Immeasurable cost of our salvation

En Garde in the bunker…

If we are anything like the people portrayed in the Bible, we wish “God with us” were much more tangible. Which of us does not sometimes question, as the first disciples did, why it is better for us if Christ (our physical proof of God’s reality, power, and love) returns to heaven and sends the invisible Comforter, Counselor, Holy Spirit in His stead? Since Jesus said it, we accept it. Nonetheless, immeasurable as it is we wrestle with it. If only we could get a better grip on HOW it is better! ~ Dr. Hugh Ross, Beyond the Cosmos

Simultaneous Death and Life?
Immeasurable – the cost of our salvation. When Jesus of Nazareth died on the cross, much more happened than a physical death. The book of Romans reminds us that sin entered the world through one human’s decision to disregard God’s way and to act on his own authority. This first expression of sin did not cause Adam and Eve to immediately drop dead physically. Physical death came to them some time later. Neither did they lose their capacity to hear God’s voice. But sin’s consequences were indeed profound. Humanity tasted autonomy, a separation of self from the Source of all life, goodness, truth, and love.

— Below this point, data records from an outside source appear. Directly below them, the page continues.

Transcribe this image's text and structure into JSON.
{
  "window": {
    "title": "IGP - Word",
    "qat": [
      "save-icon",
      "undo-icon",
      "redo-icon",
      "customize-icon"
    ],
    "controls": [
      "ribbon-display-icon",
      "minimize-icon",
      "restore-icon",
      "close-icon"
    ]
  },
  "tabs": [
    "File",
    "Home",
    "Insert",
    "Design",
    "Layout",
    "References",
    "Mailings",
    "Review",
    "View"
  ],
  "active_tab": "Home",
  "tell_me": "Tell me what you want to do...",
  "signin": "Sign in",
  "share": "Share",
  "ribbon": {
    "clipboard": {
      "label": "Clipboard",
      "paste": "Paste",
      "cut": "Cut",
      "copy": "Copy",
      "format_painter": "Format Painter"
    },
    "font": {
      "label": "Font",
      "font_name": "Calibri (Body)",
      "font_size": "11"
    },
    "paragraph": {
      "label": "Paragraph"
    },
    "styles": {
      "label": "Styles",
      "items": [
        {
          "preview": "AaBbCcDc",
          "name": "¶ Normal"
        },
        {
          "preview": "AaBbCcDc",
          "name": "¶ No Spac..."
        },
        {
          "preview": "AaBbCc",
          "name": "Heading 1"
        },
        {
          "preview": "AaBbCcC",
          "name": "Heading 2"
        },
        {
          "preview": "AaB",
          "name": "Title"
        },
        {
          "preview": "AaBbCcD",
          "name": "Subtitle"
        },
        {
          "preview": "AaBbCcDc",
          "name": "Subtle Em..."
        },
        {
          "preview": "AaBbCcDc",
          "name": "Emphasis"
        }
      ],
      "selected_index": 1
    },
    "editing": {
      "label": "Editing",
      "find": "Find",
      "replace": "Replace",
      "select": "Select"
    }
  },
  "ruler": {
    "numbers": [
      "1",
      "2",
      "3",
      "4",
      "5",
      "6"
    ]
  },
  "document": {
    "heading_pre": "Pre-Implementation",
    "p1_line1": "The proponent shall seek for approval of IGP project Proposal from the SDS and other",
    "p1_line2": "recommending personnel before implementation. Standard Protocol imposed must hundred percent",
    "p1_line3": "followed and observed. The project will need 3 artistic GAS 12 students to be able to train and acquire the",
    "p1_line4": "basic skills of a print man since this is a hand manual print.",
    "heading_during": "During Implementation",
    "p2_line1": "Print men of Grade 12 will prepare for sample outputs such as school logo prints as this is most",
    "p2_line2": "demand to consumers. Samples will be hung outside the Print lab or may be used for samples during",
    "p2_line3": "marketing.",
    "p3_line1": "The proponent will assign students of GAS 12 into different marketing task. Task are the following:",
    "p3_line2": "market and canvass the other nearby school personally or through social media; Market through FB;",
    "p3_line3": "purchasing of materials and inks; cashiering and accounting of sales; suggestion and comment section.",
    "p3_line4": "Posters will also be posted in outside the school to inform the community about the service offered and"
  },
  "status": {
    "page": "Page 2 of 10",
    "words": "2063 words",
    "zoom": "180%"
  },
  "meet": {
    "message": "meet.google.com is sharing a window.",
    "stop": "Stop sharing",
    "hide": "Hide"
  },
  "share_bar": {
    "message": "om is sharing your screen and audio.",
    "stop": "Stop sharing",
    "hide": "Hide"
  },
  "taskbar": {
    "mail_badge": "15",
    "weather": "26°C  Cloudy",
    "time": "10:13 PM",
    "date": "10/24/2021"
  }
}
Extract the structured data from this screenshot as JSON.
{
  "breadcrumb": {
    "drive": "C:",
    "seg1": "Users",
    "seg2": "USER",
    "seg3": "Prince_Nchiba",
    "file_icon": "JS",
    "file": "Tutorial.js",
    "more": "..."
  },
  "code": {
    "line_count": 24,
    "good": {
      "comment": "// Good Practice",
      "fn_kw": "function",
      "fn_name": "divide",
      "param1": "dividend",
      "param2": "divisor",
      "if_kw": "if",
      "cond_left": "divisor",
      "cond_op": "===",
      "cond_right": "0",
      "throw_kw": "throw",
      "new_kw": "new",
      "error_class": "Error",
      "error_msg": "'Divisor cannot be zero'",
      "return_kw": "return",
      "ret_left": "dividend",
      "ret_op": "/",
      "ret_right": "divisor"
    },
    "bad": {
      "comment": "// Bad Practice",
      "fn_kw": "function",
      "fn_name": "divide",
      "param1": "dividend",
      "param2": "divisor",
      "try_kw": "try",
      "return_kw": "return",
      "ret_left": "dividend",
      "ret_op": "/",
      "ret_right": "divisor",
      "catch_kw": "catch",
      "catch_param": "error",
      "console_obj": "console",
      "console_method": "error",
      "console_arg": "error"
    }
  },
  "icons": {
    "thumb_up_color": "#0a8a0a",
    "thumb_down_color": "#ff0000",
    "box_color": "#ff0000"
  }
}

The branch disconnected itself from the vine and sought sustenance elsewhere. The evils, pains, and sufferings that followed in Adam and Eve’s lives and in the lives of all their progeny demonstrate the devastating results of that initial separation.

Adam and Eve were not the first creatures ever to taste autonomy. But they were the first human beings to taste it, and in doing so they placed themselves, their family, and all their descendants in the camp of God’s enemy, the instigator of all insubordination and evil: Satan.

Who could repair such damage? Adam was helpless to do so, however remorseful he may have been. No human after him could accomplish the repair, for each was born of that separated branch. The angels, however magnificent and obedient, lacked the capacity to carry it out.

Only God Himself could make the mend.

Jim Caviezel, Passion of the Christ, 2004

Beyond Our Imagining
The Incarnation is described in the second chapter of Philippians as Christ’s becoming “nothing.” Such a statement does not deny the wonder and worth of human beings, but it does express the immeasurable magnitude of Christ’s divestiture in accepting life as a human. The humility He demonstrated in coming to us and dying for us exemplifies the humility we need in coming to Him. His example of humility, rather than hinting at any weakness or inferiority, indicates just the opposite – the moral perfection of God alone.

The differences made by the dimensional gap between our existing four dimensions, and the seven-or-more dimensions between us and God makes the statement “becoming nothing” even more significant to the degree of what Christ gave up to become one of us in order to save us.

What is more, the Incarnation and the Atonement show us God’s capacity to operate in any dimensional realm, any combination of space and time dimensions (or super dimensions) He chooses. He can also manifest different aspects of Himself in different dimensional realms. The reality in which He can live and move supersedes by far the limits of human imagination. And yet we know He wants us to try to imagine it, to anticipate our future in it, because He gave us sneak previews – in His Word, in His creation, in His Incarnation, and in His Atonement.

In one moment – for Him, what could be an eternal moment because of His extra dimensions of Time – Christ crossed the divide caused by sin. The Bible says, “God made him who had no sin to be sin for us,” taking into Himself the wound of separation, the enmity or wrath of God against sin. In a human body, He proved His perfect obedience, His wisdom, and His power to live – and die – with the capacity for autonomy and yet wholly (“holy”) attuned to the Father’s will.

He lived up to God’s perfection and qualified Himself to pay the ransom price, namely His own death, for the penalty incurred by humanity’s sin. His death in the physical dimensions of time and space was real, not feigned, an experience He chose to undergo on our behalf.

But He also experienced the indescribable, immeasurable spiritual torment of hell, of being shut out (in some way we cannot picture), from His Father’s approbation. Jesus knew of what was to come (see Mark 8:31). The agony He faced was going to be more than physical; it would be spiritual and emotional, as well. Jesus knew that God’s will was to crush Him, to allow Him to be “pierced for our transgressions” and wounded for our healing (Isaiah 53:5–10). His humanity dreaded the pain and sorrow He faced, and it drove Him to ask His Father, “Let this cup pass from me.”

Nevertheless, but GOD.

To be continued….

For he hath made him to be sin for us, who knew no sin; that we might be made the righteousness of God in him. ~ 2 Corinthians 5:21


Content Hugh Ross: ‘Beyond the Cosmos’ 3rd Edition